Despite these challenges, the thesis argues that assessing the impact and cost-effectiveness of young people’s SRH programmes is possible. It makes the following recommendations: First, impact- and economic evaluations of young people’s SRH programmes should be combined and planned together in advance. Second, a case-control design is a recommended approach. This requires identification of a comparable control group, or dividing sites randomly into intervention and control groups. Third, base-line measurements should be collected in both groups before the intervention begins. Fourth, special attention should be paid to that data collection captures the information needed for cost-effectiveness analysis. Priority should be given to health outcomes, and if these are not available then behaviour change outcomes should be collected. Fifth, a follow-up period should be for several years. It is important that individuals can be tracked and followed up over time.

Comparability of economic evaluations of young people’s SRH programs

The literature review for this thesis shows that economic evaluations of young people’s SRH programmes are scarce. The results of identified studies are largely incomparable, because the programmes and their contexts, research objectives and used evaluation methods are different, and due to a lack of transparency in documentation as well. The literature review process revealed that there are numerous publications on the impact and effectiveness of young people’s SRH programmes. Yet, very few had any cost- or cost-effectiveness components. This is surprising, especially because financial constraints are one of the main bottlenecks of implementation of young people’s SRH programmes. Most of the impact-only studies measure behaviour intentions (knowledge, skills, attitude) or behaviour changes (abstinence, condom use, number of sex partners), which are much easier to obtain and less suitable for cost-effectiveness analyses than health outcomes (pregnancies, abortions, STIs and HIV infections). Most of the identified economic analyses are limited to only HIV infections (cost per averted HIV infection and/or cost per DALY). The choice is understandable because averted HIV infections create the highest cost savings.
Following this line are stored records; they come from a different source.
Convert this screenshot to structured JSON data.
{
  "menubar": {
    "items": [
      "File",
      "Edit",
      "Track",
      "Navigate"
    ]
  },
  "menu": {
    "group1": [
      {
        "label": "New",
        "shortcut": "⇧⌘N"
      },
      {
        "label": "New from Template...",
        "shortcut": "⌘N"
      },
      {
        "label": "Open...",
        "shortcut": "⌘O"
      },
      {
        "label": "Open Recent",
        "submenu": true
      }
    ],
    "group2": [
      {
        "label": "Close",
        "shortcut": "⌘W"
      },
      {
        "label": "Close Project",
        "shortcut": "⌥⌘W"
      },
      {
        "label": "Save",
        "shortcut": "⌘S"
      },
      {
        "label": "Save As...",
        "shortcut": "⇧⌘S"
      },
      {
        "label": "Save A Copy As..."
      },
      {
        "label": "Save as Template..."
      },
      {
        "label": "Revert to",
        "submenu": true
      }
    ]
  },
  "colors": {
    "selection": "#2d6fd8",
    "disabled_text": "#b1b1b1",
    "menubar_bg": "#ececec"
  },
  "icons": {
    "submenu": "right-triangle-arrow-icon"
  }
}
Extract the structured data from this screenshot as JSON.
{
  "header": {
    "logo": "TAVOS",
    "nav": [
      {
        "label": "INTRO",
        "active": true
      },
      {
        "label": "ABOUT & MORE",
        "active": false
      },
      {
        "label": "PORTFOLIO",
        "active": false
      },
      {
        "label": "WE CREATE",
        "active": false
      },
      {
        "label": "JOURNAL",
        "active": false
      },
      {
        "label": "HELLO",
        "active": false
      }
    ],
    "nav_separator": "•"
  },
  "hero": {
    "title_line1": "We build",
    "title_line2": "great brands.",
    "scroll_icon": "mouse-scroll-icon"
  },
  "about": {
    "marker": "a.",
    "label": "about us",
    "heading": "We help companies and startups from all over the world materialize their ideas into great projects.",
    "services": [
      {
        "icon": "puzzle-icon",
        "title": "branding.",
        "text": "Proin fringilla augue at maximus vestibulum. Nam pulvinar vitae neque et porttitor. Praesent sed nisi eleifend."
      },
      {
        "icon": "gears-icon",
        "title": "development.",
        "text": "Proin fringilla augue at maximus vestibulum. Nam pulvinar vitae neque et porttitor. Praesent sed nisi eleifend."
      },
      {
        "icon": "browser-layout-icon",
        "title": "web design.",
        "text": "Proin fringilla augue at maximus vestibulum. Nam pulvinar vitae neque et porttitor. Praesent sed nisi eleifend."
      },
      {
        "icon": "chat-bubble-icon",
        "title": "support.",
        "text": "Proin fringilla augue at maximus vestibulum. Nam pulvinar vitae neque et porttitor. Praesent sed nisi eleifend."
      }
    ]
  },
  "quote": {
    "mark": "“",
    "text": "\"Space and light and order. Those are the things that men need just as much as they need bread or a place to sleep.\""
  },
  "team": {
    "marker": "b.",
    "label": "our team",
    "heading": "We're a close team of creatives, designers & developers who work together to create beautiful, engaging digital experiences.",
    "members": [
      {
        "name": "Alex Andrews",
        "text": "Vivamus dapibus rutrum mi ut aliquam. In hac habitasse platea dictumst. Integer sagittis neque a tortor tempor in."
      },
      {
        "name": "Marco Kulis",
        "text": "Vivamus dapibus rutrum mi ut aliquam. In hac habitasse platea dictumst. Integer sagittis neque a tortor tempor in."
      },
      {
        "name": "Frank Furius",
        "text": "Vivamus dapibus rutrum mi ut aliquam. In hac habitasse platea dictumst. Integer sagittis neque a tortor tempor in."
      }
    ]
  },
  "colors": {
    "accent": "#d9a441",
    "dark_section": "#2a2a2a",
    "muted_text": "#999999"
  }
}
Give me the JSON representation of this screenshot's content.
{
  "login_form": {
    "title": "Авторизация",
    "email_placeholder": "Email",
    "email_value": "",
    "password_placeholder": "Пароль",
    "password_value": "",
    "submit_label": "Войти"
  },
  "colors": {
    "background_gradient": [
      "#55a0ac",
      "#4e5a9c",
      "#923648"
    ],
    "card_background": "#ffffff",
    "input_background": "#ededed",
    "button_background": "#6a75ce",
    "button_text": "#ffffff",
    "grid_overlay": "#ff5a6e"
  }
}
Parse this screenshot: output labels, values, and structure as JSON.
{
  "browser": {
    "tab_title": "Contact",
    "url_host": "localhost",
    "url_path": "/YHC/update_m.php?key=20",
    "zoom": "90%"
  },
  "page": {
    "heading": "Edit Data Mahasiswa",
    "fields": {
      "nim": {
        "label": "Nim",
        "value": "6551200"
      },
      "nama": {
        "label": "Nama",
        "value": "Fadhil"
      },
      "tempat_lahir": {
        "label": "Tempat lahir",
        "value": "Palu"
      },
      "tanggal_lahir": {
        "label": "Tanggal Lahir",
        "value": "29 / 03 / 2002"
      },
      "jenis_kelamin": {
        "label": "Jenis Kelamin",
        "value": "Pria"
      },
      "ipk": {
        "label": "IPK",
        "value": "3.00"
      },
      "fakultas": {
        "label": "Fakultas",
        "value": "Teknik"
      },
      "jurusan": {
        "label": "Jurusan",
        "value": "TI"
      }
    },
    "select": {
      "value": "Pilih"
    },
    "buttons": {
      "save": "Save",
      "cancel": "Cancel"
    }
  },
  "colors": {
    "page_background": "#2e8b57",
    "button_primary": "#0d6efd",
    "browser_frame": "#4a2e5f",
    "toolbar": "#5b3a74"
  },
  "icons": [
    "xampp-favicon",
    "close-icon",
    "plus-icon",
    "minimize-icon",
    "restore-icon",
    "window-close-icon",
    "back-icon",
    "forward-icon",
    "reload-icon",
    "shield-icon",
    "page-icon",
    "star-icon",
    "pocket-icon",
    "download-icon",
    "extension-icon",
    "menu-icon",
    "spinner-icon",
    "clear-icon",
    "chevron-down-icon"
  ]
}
The thesis makes the following suggestions for building an evidence base and improving comparability of economic evaluations of young people’s SRH programmes. First, efforts should be made to combine impact studies with economic evaluations. Second, more attention should be paid to the use of comparable methods and indicators in economic evaluations of SRH programmes. Third, the results of economic evaluations should be compared. Fourth, documentation of methods, data and sources of economic evaluations of SRH programmes should be improved. Transparent reporting will improve the comparability of economic evaluations in the future.

Finally, the thesis makes the following general recommendations for economic evaluations of young people’s SRH programmes. Economic analyses should always aim to support decision making. These should be designed to answer questions that decision-makers are dealing with, and analyses should focus only on issues that are relevant for policymaking. Especially with young people’s SRH programmes health economists need to balance urgency for action (programme implementation) with the long time required for the collection of better data (impact and cost). In the low- and middle-income country context, affordability is the primary and often the only economic criterion included in the decision making process. Therefore the sequence of questions that economic evaluations address should be: How much the programme cost? Does it create cost savings somewhere else? Is it cost-effective? Lastly, complex research results should be simplified and communicated to decision-makers in their language.